dun":2hayp63j said:I think I've figured out why so many of the breeds are going black.
The want to give folks as many coices as Herefords and Angus.
Angus RED or black, Herefords Polled or horned.
What a deal
txshowmom":45qftl61 said:but I have been told by people in the beef industry that anything black can be sold as certified Angus beef.
No apologies necessary. I am not trying to be rude but just stating the facts.txshowmom":1dqiiskl said:Your the guru! I was just repeating what I was told by someone that SHOULD have known. My apoligies.
Because of the tred with the Certified Angus Beef Program people have it in their head that black is better, therefore it is worth more. Angus beef is not superior. I am not trying to down the Angus people we run an Angus bull wiyth our heifers, but I have been told by people in the beef industry that anything black can be sold as certified Angus beef. Black may or may not be better, but it definatle sells better.
CattleAnnie":1evwk5kl said:On the topic of breeds turning colour, so to speak; early this winter I read a blurb in the Charolais' publication that they had accepted black as one of the now recognised colours and already had one bull registered under this new ruling change. (Any other Canucks see that article?)
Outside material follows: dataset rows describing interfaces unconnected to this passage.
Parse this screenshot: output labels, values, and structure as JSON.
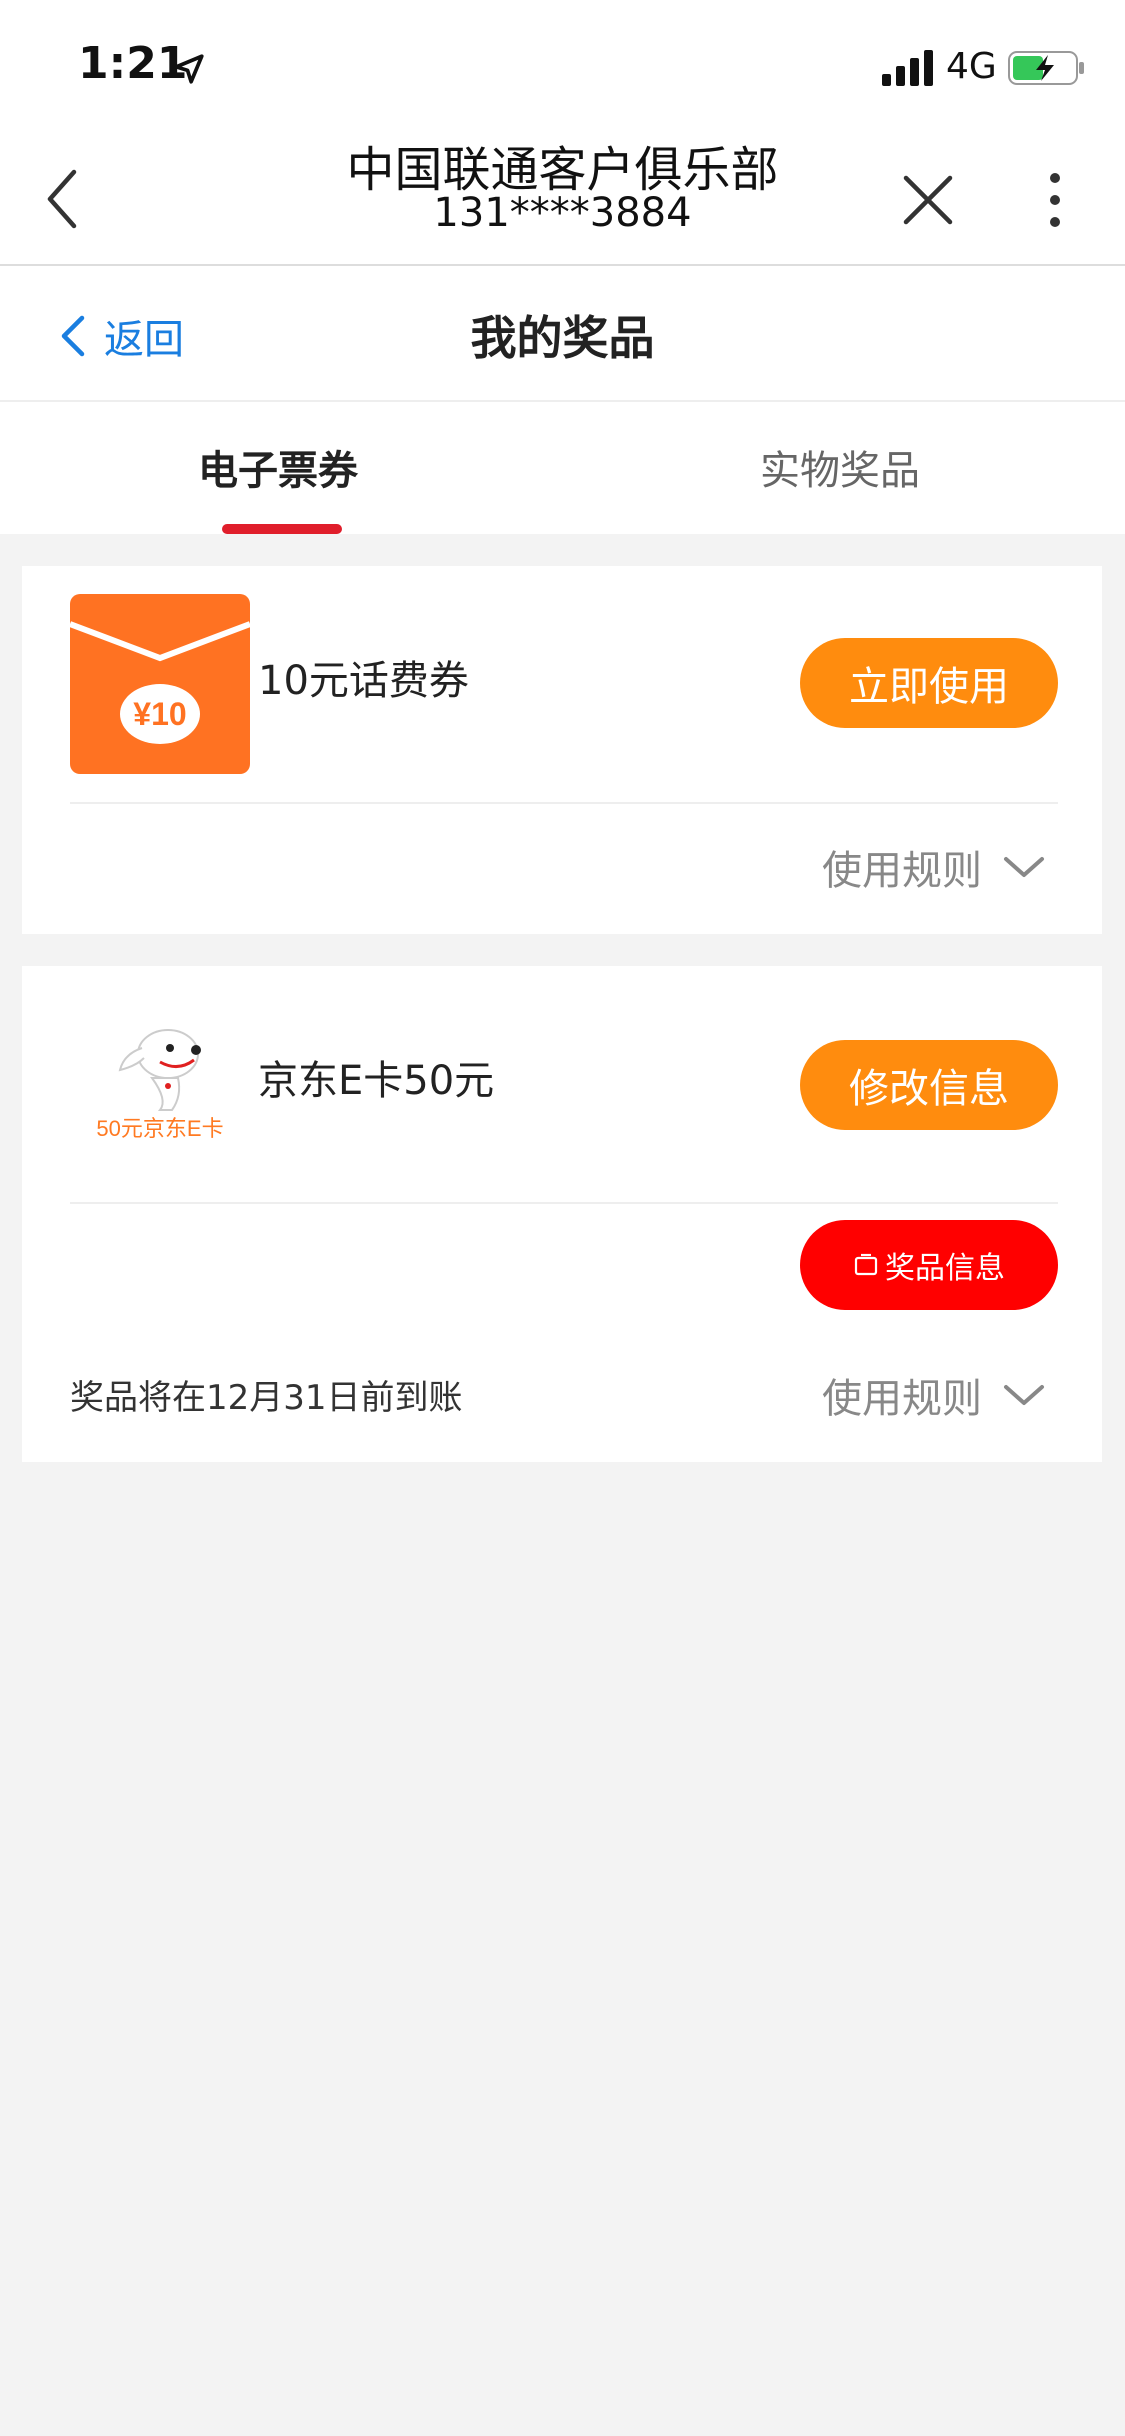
{
  "status_bar": {
    "time": "1:21",
    "network": "4G",
    "icons": [
      "location-arrow-icon",
      "signal-icon",
      "battery-charging-icon"
    ]
  },
  "header": {
    "title": "中国联通客户俱乐部",
    "subtitle": "131****3884",
    "icons": [
      "back-chevron-icon",
      "close-icon",
      "more-vertical-icon"
    ]
  },
  "subnav": {
    "back_label": "返回",
    "title": "我的奖品"
  },
  "tabs": [
    {
      "label": "电子票券",
      "active": true
    },
    {
      "label": "实物奖品",
      "active": false
    }
  ],
  "prizes": [
    {
      "name": "10元话费券",
      "icon": "red-packet-icon",
      "icon_text": "¥10",
      "action_label": "立即使用",
      "rules_label": "使用规则"
    },
    {
      "name": "京东E卡50元",
      "icon": "jd-mascot-icon",
      "icon_text": "50元京东E卡",
      "action_label": "修改信息",
      "info_label": "奖品信息",
      "note": "奖品将在12月31日前到账",
      "rules_label": "使用规则"
    }
  ],
  "colors": {
    "accent_orange": "#ff8c0e",
    "accent_red": "#ff0000",
    "tab_underline": "#e01e2b",
    "link_blue": "#1a7ee0",
    "background": "#f3f3f3"
  }
}
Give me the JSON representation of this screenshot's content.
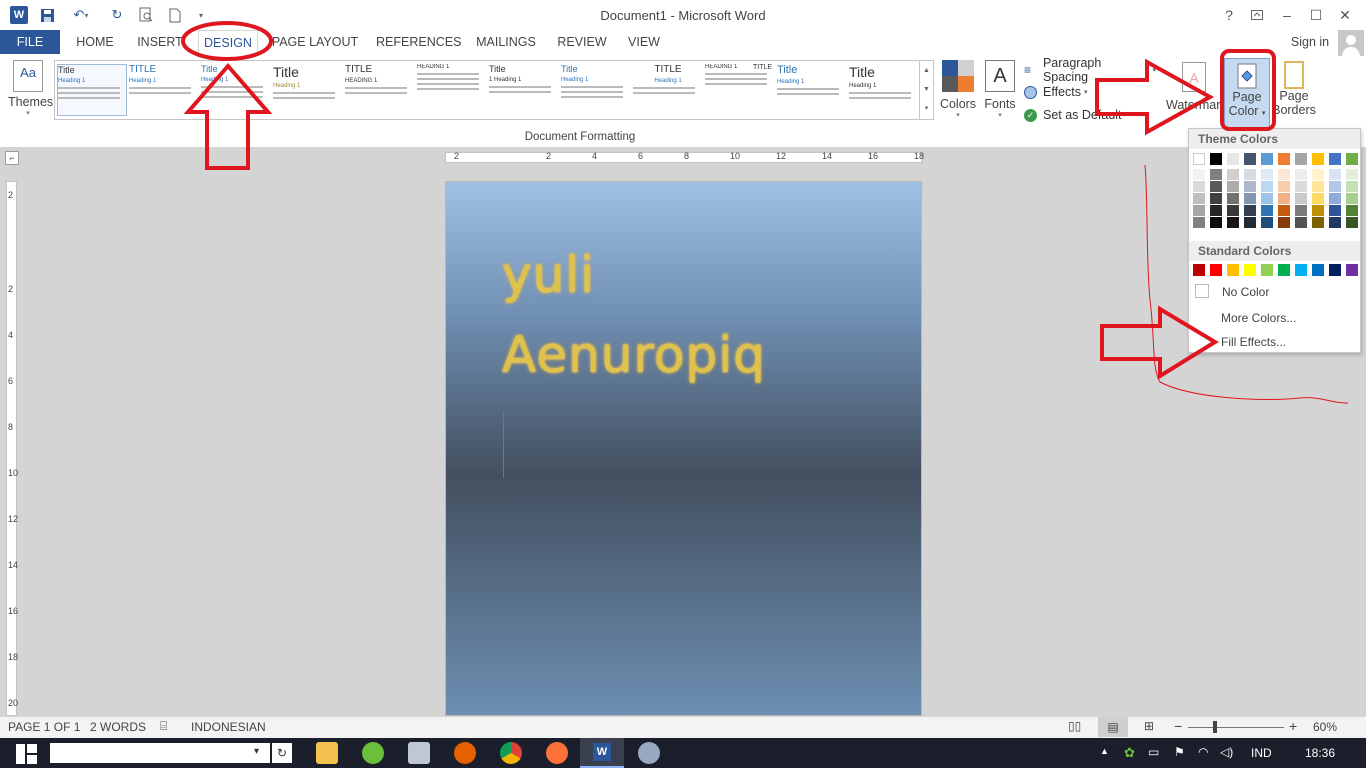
{
  "window": {
    "title": "Document1 - Microsoft Word",
    "help": "?",
    "sign_in": "Sign in"
  },
  "tabs": [
    "FILE",
    "HOME",
    "INSERT",
    "DESIGN",
    "PAGE LAYOUT",
    "REFERENCES",
    "MAILINGS",
    "REVIEW",
    "VIEW"
  ],
  "ribbon": {
    "themes_label": "Themes",
    "style_titles": [
      "Title",
      "TITLE",
      "Title",
      "Title",
      "TITLE",
      "HEADING 1",
      "Title",
      "Title",
      "TITLE",
      "HEADING 1",
      "TITLE",
      "Title",
      "Title"
    ],
    "style_headings": [
      "Heading 1",
      "Heading 1",
      "Heading 1",
      "Heading 1",
      "HEADING 1",
      "",
      "1 Heading 1",
      "Heading 1",
      "Heading 1",
      "",
      "",
      "Heading 1",
      "Heading 1"
    ],
    "group_label": "Document Formatting",
    "colors_label": "Colors",
    "fonts_label": "Fonts",
    "fonts_glyph": "A",
    "paragraph_spacing": "Paragraph Spacing",
    "effects": "Effects",
    "set_default": "Set as Default",
    "watermark": "Watermark",
    "page_color_1": "Page",
    "page_color_2": "Color",
    "page_borders_1": "Page",
    "page_borders_2": "Borders"
  },
  "ruler": {
    "h_marks": [
      "2",
      "2",
      "4",
      "6",
      "8",
      "10",
      "12",
      "14",
      "16",
      "18"
    ],
    "v_marks": [
      "2",
      "2",
      "4",
      "6",
      "8",
      "10",
      "12",
      "14",
      "16",
      "18",
      "20"
    ]
  },
  "document": {
    "line1": "yuli",
    "line2": "Aenuropiq"
  },
  "page_color_menu": {
    "theme_colors_label": "Theme Colors",
    "standard_colors_label": "Standard Colors",
    "no_color": "No Color",
    "more_colors": "More Colors...",
    "fill_effects": "Fill Effects...",
    "theme_colors": [
      [
        "#ffffff",
        "#f2f2f2",
        "#d9d9d9",
        "#bfbfbf",
        "#a6a6a6",
        "#808080"
      ],
      [
        "#000000",
        "#808080",
        "#595959",
        "#404040",
        "#262626",
        "#0d0d0d"
      ],
      [
        "#e7e6e6",
        "#d0cece",
        "#aeabab",
        "#757070",
        "#3b3838",
        "#171616"
      ],
      [
        "#44546a",
        "#d6dce4",
        "#adb9ca",
        "#8496b0",
        "#333f4f",
        "#222a35"
      ],
      [
        "#5b9bd5",
        "#deebf6",
        "#bdd7ee",
        "#9dc3e6",
        "#2e75b5",
        "#1e4e79"
      ],
      [
        "#ed7d31",
        "#fbe5d5",
        "#f7cbac",
        "#f4b183",
        "#c55a11",
        "#843c0b"
      ],
      [
        "#a5a5a5",
        "#ededed",
        "#dbdbdb",
        "#c9c9c9",
        "#7b7b7b",
        "#525252"
      ],
      [
        "#ffc000",
        "#fff2cc",
        "#fee599",
        "#ffd965",
        "#bf9000",
        "#7f6000"
      ],
      [
        "#4472c4",
        "#dae3f3",
        "#b4c7e7",
        "#8faadc",
        "#2f5597",
        "#1f3864"
      ],
      [
        "#70ad47",
        "#e2efd9",
        "#c5e0b3",
        "#a8d08d",
        "#538135",
        "#375623"
      ]
    ],
    "standard_colors": [
      "#c00000",
      "#ff0000",
      "#ffc000",
      "#ffff00",
      "#92d050",
      "#00b050",
      "#00b0f0",
      "#0070c0",
      "#002060",
      "#7030a0"
    ]
  },
  "status": {
    "page": "PAGE 1 OF 1",
    "words": "2 WORDS",
    "language": "INDONESIAN",
    "zoom": "60%",
    "zoom_minus": "−",
    "zoom_plus": "+"
  },
  "taskbar": {
    "lang": "IND",
    "time": "18:36"
  }
}
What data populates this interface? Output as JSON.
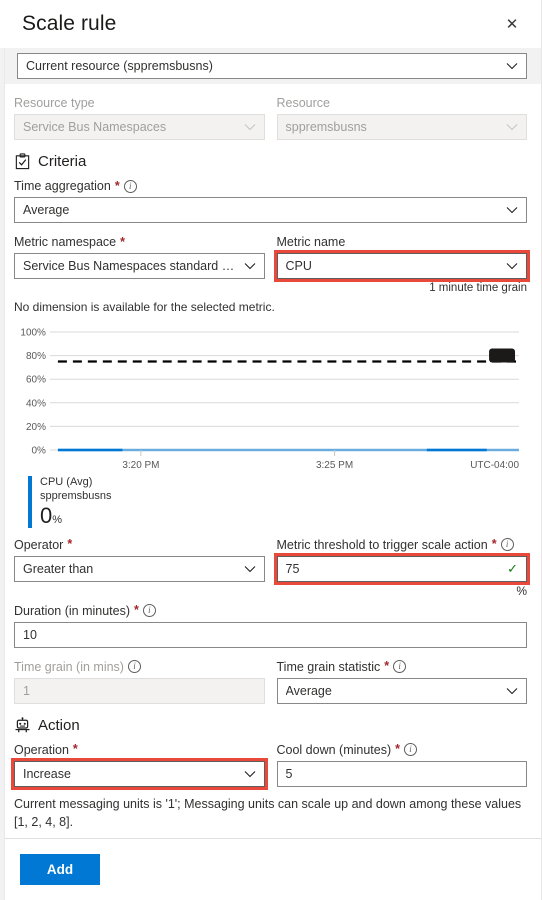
{
  "header": {
    "title": "Scale rule",
    "close_label": "✕"
  },
  "scope": {
    "value": "Current resource (sppremsbusns)"
  },
  "resource": {
    "type_label": "Resource type",
    "type_value": "Service Bus Namespaces",
    "name_label": "Resource",
    "name_value": "sppremsbusns"
  },
  "criteria": {
    "section_title": "Criteria",
    "time_aggregation_label": "Time aggregation",
    "time_aggregation_value": "Average",
    "metric_namespace_label": "Metric namespace",
    "metric_namespace_value": "Service Bus Namespaces standard me...",
    "metric_name_label": "Metric name",
    "metric_name_value": "CPU",
    "time_grain_hint": "1 minute time grain",
    "dimension_note": "No dimension is available for the selected metric.",
    "operator_label": "Operator",
    "operator_value": "Greater than",
    "threshold_label": "Metric threshold to trigger scale action",
    "threshold_value": "75",
    "threshold_unit": "%",
    "duration_label": "Duration (in minutes)",
    "duration_value": "10",
    "time_grain_label": "Time grain (in mins)",
    "time_grain_value": "1",
    "time_grain_stat_label": "Time grain statistic",
    "time_grain_stat_value": "Average"
  },
  "action": {
    "section_title": "Action",
    "operation_label": "Operation",
    "operation_value": "Increase",
    "cooldown_label": "Cool down (minutes)",
    "cooldown_value": "5",
    "note": "Current messaging units is '1'; Messaging units can scale up and down among these values [1, 2, 4, 8]."
  },
  "footer": {
    "add_label": "Add"
  },
  "colors": {
    "accent": "#0078d4",
    "highlight": "#e8493a",
    "required": "#a4262c",
    "valid": "#107c10",
    "series": "#0078d4"
  },
  "chart_data": {
    "type": "line",
    "title": "",
    "xlabel": "",
    "ylabel": "",
    "ylim": [
      0,
      100
    ],
    "ytick_labels": [
      "0%",
      "20%",
      "40%",
      "60%",
      "80%",
      "100%"
    ],
    "ytick_values": [
      0,
      20,
      40,
      60,
      80,
      100
    ],
    "xtick_labels": [
      "3:20 PM",
      "3:25 PM"
    ],
    "xtick_positions": [
      0.18,
      0.6
    ],
    "timezone_label": "UTC-04:00",
    "grid": true,
    "legend_position": "bottom-left",
    "threshold_line": {
      "value": 75,
      "style": "dashed",
      "color": "#000000",
      "badge": true
    },
    "series": [
      {
        "name": "CPU (Avg)",
        "resource": "sppremsbusns",
        "unit": "%",
        "current_value": "0",
        "color": "#0078d4",
        "x": [
          0.0,
          0.05,
          0.1,
          0.14,
          0.2,
          0.3,
          0.4,
          0.5,
          0.6,
          0.7,
          0.78,
          0.84,
          0.9,
          0.96,
          1.0
        ],
        "values": [
          0,
          0,
          0,
          0,
          0,
          0,
          0,
          0,
          0,
          0,
          0,
          0,
          0,
          0,
          0
        ]
      }
    ]
  }
}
Used to be that when you saw a solid black animal up here, you knew it was an Angus. Couple years back at the local fair, an exhibitor had three different breeds of bulls there that he was showing. All lined up one after the other in his holding area, I had to read the placards above them to discover which breed they represented. All very long, deep, thick, well-balanced black animals and not one of them an Angus. If I remember correctly, he had the Grand Champion bull of the show, and it was an amazing Gelbvieh, as well as a Simmental and a Limousin. It's sure going to be odd when these black Chars start appearing at the bull sales.